(EXERCISE MATERIAL Opens)

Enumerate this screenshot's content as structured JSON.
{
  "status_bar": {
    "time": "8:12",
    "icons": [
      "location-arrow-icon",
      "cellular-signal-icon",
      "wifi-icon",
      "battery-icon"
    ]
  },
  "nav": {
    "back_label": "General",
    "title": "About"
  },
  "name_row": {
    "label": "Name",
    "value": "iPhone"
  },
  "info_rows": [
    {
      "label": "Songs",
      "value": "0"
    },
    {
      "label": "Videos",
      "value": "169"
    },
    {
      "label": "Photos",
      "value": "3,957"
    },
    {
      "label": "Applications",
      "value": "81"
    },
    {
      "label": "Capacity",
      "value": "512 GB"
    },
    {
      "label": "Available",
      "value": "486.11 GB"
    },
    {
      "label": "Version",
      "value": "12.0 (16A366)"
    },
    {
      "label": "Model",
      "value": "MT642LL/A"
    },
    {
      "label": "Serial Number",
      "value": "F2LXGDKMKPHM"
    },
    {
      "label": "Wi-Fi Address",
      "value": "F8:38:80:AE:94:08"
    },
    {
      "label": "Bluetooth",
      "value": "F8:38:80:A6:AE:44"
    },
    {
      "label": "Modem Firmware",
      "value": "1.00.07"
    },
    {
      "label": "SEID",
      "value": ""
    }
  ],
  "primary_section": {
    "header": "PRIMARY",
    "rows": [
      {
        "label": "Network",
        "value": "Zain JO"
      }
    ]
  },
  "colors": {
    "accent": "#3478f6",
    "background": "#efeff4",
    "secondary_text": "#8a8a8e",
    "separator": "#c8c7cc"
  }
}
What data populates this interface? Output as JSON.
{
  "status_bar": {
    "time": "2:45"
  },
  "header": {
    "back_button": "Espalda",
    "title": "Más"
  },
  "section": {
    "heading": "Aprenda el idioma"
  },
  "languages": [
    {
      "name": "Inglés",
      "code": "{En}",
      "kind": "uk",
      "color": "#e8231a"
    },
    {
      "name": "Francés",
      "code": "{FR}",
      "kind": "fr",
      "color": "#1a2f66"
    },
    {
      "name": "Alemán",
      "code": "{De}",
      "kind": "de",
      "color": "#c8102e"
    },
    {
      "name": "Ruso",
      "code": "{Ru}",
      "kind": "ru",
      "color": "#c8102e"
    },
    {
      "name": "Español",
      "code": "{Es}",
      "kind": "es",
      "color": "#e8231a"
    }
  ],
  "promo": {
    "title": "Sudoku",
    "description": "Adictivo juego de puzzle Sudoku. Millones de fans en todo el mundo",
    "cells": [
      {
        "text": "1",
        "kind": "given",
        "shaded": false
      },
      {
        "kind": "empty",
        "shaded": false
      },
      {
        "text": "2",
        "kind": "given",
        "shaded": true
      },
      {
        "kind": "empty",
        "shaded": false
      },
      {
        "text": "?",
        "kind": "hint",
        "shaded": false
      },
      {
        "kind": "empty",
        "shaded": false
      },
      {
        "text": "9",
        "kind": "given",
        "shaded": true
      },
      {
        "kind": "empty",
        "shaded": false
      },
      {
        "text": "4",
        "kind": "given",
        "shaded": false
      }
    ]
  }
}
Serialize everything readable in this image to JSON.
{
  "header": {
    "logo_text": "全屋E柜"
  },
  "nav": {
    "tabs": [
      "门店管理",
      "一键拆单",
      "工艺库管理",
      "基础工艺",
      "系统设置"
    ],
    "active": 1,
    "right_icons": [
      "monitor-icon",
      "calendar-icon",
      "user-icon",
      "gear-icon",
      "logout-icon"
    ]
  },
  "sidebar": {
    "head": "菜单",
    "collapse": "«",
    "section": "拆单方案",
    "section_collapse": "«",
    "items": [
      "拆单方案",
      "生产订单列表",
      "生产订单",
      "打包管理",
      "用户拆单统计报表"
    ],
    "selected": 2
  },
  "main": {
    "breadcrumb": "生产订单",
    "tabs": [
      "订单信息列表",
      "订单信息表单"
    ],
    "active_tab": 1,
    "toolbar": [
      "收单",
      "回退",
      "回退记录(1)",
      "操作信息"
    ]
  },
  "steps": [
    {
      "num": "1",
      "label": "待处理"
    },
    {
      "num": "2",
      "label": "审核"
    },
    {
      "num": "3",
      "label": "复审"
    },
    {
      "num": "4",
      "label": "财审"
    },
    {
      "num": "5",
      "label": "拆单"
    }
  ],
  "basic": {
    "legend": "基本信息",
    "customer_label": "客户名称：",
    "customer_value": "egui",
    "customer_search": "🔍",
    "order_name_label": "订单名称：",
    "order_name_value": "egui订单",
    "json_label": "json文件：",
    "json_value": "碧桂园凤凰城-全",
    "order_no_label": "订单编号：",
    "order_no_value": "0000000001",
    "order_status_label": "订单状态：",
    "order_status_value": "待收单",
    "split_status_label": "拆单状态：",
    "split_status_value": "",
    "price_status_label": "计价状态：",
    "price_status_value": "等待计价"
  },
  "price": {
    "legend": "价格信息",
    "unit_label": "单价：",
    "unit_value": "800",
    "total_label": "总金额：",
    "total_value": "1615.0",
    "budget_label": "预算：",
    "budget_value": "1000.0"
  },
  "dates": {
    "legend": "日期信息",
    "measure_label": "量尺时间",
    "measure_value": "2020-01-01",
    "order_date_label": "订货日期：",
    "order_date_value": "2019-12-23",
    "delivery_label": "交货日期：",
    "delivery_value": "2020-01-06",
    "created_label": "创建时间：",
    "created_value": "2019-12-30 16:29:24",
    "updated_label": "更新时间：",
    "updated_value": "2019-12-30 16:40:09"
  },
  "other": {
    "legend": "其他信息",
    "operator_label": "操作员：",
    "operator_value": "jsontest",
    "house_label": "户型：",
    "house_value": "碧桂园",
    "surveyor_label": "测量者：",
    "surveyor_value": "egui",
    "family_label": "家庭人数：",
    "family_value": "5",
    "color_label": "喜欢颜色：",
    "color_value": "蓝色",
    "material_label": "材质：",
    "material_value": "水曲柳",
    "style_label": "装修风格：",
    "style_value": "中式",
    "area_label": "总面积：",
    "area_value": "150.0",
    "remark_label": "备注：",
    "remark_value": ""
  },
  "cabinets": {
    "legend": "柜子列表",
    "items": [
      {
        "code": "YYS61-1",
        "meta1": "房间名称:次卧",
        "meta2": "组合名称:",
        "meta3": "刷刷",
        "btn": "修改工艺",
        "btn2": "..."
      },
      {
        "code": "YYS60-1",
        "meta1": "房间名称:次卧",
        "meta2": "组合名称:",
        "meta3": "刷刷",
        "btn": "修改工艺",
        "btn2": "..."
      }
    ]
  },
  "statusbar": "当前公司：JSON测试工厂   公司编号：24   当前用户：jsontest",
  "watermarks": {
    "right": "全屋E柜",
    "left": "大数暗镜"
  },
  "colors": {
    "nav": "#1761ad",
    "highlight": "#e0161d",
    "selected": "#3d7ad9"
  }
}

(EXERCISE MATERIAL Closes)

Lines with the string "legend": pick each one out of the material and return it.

* _WRITTEN ANSWER_:
    "legend": "基本信息",
    "legend": "价格信息",
    "legend": "日期信息",
    "legend": "其他信息",
    "legend": "柜子列表",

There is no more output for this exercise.